To paraphrase Dr. McCoy of the original Star Trek series – ‘I’m a rabbi, not a lawyer!’

That thought came to me four years ago when I watched Khir Khan, an Muslim lawyer and father of an American soldier killed in combat, speak at the Democratic National Convention about his love for America, faith in the U.S. Constitution, and disdain for Donald Trump’s Islamophobia and bigotry. Mr. Khan said before the nation:

“Donald Trump, you are asking Americans to trust you with our future. Let me ask you: Have you even read the U.S. Constitution? I will gladly lend you my copy. In this document, look for the words ‘liberty’ and ‘equal protection of law.’”

Mr. Khan then pulled a copy of the Constitution from his breast suit pocket and showed it to the nation.

I confess that I had never read the Constitution. Mr. Khan’s speech inspired me to do so, but I wanted a teacher to guide me because the Constitution is an imperfect document and the complexities of American jurisprudence require experts to interpret it.

A few months ago I learned of a book entitled We the People – A Progressive Reading of the Constitution for the Twenty-First Century” by Erwin Chemerinsky, dean of the UC Berkeley Law School and a noted legal scholar (a disclaimer – Erwin was for a brief period a member of my congregation in Los Angeles until he accepted the position as dean of the law school at Duke University. From there he returned to California to become dean of the UC Riverside law school, and then to UC Berkeley’s law school in 2017. I have followed him mainly through his op-eds in the LA Times and always found what he had to say instructive and clarifying).

I just finished reading Erwin’s clear and concise book and recommend it to anyone interested in gaining a progressive understanding of the Constitution, its amendments, and many key rulings in light of the multiple challenges Americans have faced historically and today given the new reality of a nine-member Supreme Court dominated by six conservative justices.

Erwin lays out his case for a progressive vision of the Constitution by shining a light on the core values articulated in the Constitution’s Preamble with one additional core value as advanced in the 12th, 13th, 14th, and 19th Amendments outlawing slavery, giving citizenship and the right to vote to former slaves, and granting suffrage for women. Here is the Preamble which I learned by memory in elementary school before reciting the pledge of allegiance:

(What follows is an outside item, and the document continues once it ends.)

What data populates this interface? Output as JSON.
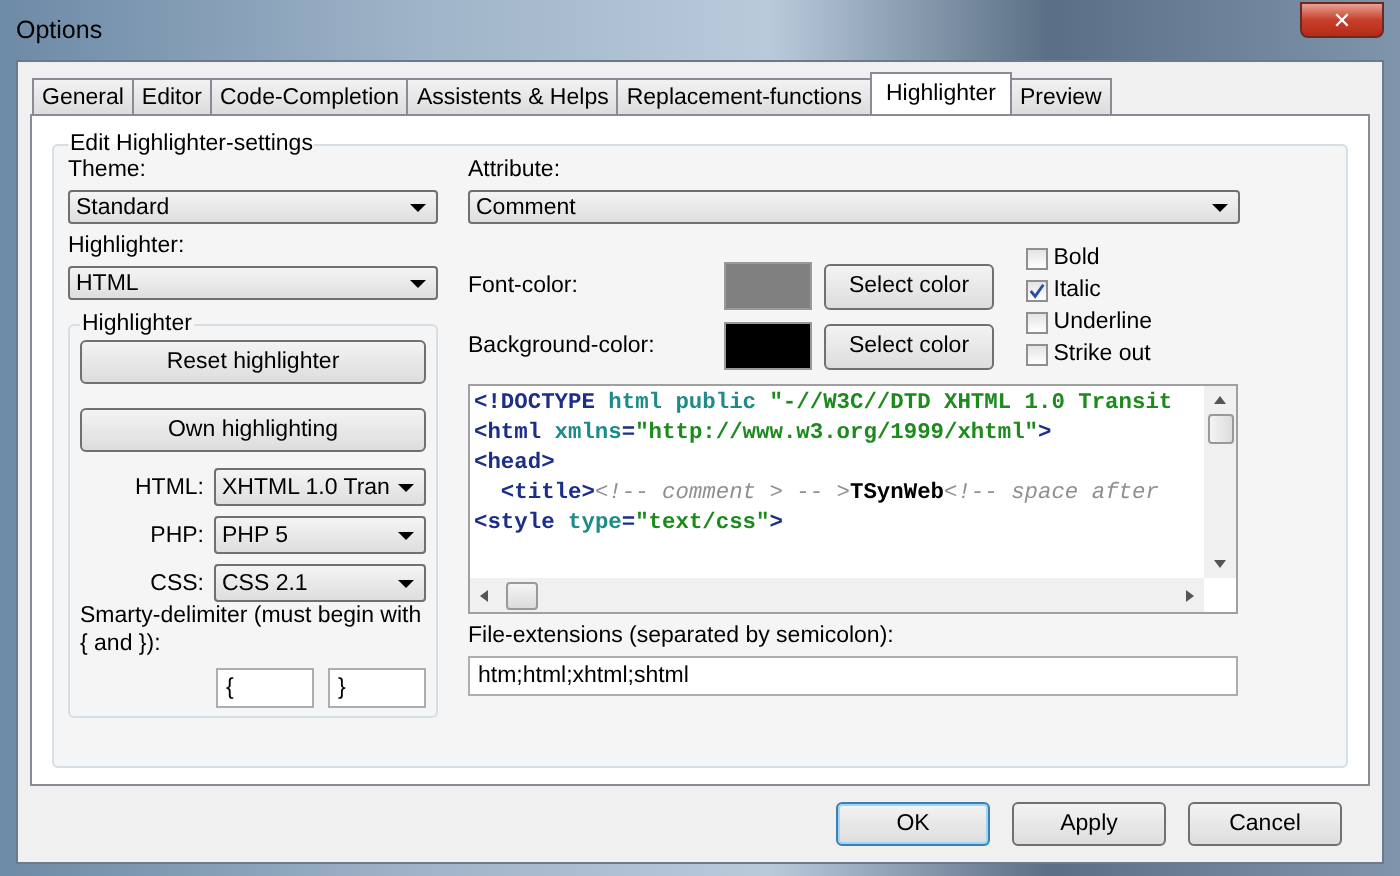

“We the People of the United States, in Order to form a more perfect Union, establish Justice, ensure domestic Tranquility, provide for the common defense, promote the general Welfare, and secure the Blessings of Liberty to ourselves and our Posterity, do ordain and establish this Constitution for the United States of America.”

The Preamble, Professor Chemerinsky notes, is often ignored by conservative legal scholars. But, he affirms, the four values under-girding our American constitutional system are contained in it and ought to be applied to every case coming before the Court: a democratic government, effective governance, justice, and liberty. To these he adds a fifth – equality – based on the above amendments.

Erwin considers the weakness of the “originalism” argument (Justices Scalia and Thomas advocated for it), the differences between liberal and conservative opinion, and how a justice’s political values often affect his/her rulings despite what he/she says in Senate confirmation hearings.

He discusses free speech and corporate funding in elections (i.e. Citizens United), gun ownership and the right to carry weapons of mass destruction, the unfairness of the electoral college giving inordinate power to small states, the sometimes lack of majority rule in national elections, the distortions brought about by partisan gerrymandering by state legislatures, the suppression of the vote and racial discrimination, equal protection, states’ rights, federalism, the separation of powers doctrine, just policing, fair trials, punishment and unfair incarceration based on color, the unconstitutional death penalty as cruel and unusual punishment, unfair sentencing, prison reform, the right to privacy, freedom of choice, due process, separation of church and state, racial discrimination and the constitutional justification for affirmative action, minimum entitlements, and judicial enforcement.

In his conclusion, Erwin counsels against despair even in light of the current make-up of the Supreme Court:

“It is easy to become demoralized when confronted with a very conservative Court that likely will remain that way throughout most of the rest of my life. The temptation is to give up on the idea of using the Constitution for social justice. But such surrender is shortsighted. Arguments that today fall on deaf ears can be the basis for future action. A constitutional right to minimum entitlements is not going to happen in the foreseeable future. But if it will happen at all, it will result from progressives developing and defending and fighting for this vision for the Constitution.”

I recommend this wise and clearly written volume to anyone seeking a progressive understanding of past, current, and future rulings of the Supreme Court.